RECORDS TO USE: Begin

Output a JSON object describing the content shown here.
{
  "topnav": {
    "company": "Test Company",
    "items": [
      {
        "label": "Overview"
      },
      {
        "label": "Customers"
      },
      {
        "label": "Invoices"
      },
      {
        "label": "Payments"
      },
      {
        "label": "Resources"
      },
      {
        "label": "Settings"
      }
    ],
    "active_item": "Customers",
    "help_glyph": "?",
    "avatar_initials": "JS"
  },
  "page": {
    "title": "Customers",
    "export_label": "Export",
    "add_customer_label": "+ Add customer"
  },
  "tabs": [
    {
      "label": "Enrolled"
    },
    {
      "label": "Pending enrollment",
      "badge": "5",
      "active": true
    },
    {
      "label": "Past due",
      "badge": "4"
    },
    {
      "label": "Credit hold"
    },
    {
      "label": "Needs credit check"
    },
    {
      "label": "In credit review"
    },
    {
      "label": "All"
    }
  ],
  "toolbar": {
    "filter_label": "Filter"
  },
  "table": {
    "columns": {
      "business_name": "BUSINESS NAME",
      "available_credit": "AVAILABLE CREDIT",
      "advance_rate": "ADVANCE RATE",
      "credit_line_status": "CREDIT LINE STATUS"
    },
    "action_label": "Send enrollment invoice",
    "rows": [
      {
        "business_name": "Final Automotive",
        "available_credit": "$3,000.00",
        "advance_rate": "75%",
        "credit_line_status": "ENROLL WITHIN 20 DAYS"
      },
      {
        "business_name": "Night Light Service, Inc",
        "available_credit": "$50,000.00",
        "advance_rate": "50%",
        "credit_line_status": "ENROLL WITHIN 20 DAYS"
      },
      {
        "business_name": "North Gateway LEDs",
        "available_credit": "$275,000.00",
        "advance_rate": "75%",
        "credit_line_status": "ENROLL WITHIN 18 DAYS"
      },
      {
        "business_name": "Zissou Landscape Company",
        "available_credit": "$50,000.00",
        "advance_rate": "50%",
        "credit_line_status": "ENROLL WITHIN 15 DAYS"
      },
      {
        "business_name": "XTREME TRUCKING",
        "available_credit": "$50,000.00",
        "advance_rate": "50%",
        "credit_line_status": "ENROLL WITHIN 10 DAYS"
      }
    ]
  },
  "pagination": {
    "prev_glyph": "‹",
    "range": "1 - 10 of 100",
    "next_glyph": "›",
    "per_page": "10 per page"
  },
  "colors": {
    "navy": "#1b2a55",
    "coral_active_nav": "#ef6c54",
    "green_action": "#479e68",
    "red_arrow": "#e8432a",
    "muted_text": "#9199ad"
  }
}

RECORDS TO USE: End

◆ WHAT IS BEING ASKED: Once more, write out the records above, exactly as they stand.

◆ ANSWER TO THIS PROBLEM:
Output a JSON object describing the content shown here.
{
  "topnav": {
    "company": "Test Company",
    "items": [
      {
        "label": "Overview"
      },
      {
        "label": "Customers"
      },
      {
        "label": "Invoices"
      },
      {
        "label": "Payments"
      },
      {
        "label": "Resources"
      },
      {
        "label": "Settings"
      }
    ],
    "active_item": "Customers",
    "help_glyph": "?",
    "avatar_initials": "JS"
  },
  "page": {
    "title": "Customers",
    "export_label": "Export",
    "add_customer_label": "+ Add customer"
  },
  "tabs": [
    {
      "label": "Enrolled"
    },
    {
      "label": "Pending enrollment",
      "badge": "5",
      "active": true
    },
    {
      "label": "Past due",
      "badge": "4"
    },
    {
      "label": "Credit hold"
    },
    {
      "label": "Needs credit check"
    },
    {
      "label": "In credit review"
    },
    {
      "label": "All"
    }
  ],
  "toolbar": {
    "filter_label": "Filter"
  },
  "table": {
    "columns": {
      "business_name": "BUSINESS NAME",
      "available_credit": "AVAILABLE CREDIT",
      "advance_rate": "ADVANCE RATE",
      "credit_line_status": "CREDIT LINE STATUS"
    },
    "action_label": "Send enrollment invoice",
    "rows": [
      {
        "business_name": "Final Automotive",
        "available_credit": "$3,000.00",
        "advance_rate": "75%",
        "credit_line_status": "ENROLL WITHIN 20 DAYS"
      },
      {
        "business_name": "Night Light Service, Inc",
        "available_credit": "$50,000.00",
        "advance_rate": "50%",
        "credit_line_status": "ENROLL WITHIN 20 DAYS"
      },
      {
        "business_name": "North Gateway LEDs",
        "available_credit": "$275,000.00",
        "advance_rate": "75%",
        "credit_line_status": "ENROLL WITHIN 18 DAYS"
      },
      {
        "business_name": "Zissou Landscape Company",
        "available_credit": "$50,000.00",
        "advance_rate": "50%",
        "credit_line_status": "ENROLL WITHIN 15 DAYS"
      },
      {
        "business_name": "XTREME TRUCKING",
        "available_credit": "$50,000.00",
        "advance_rate": "50%",
        "credit_line_status": "ENROLL WITHIN 10 DAYS"
      }
    ]
  },
  "pagination": {
    "prev_glyph": "‹",
    "range": "1 - 10 of 100",
    "next_glyph": "›",
    "per_page": "10 per page"
  },
  "colors": {
    "navy": "#1b2a55",
    "coral_active_nav": "#ef6c54",
    "green_action": "#479e68",
    "red_arrow": "#e8432a",
    "muted_text": "#9199ad"
  }
}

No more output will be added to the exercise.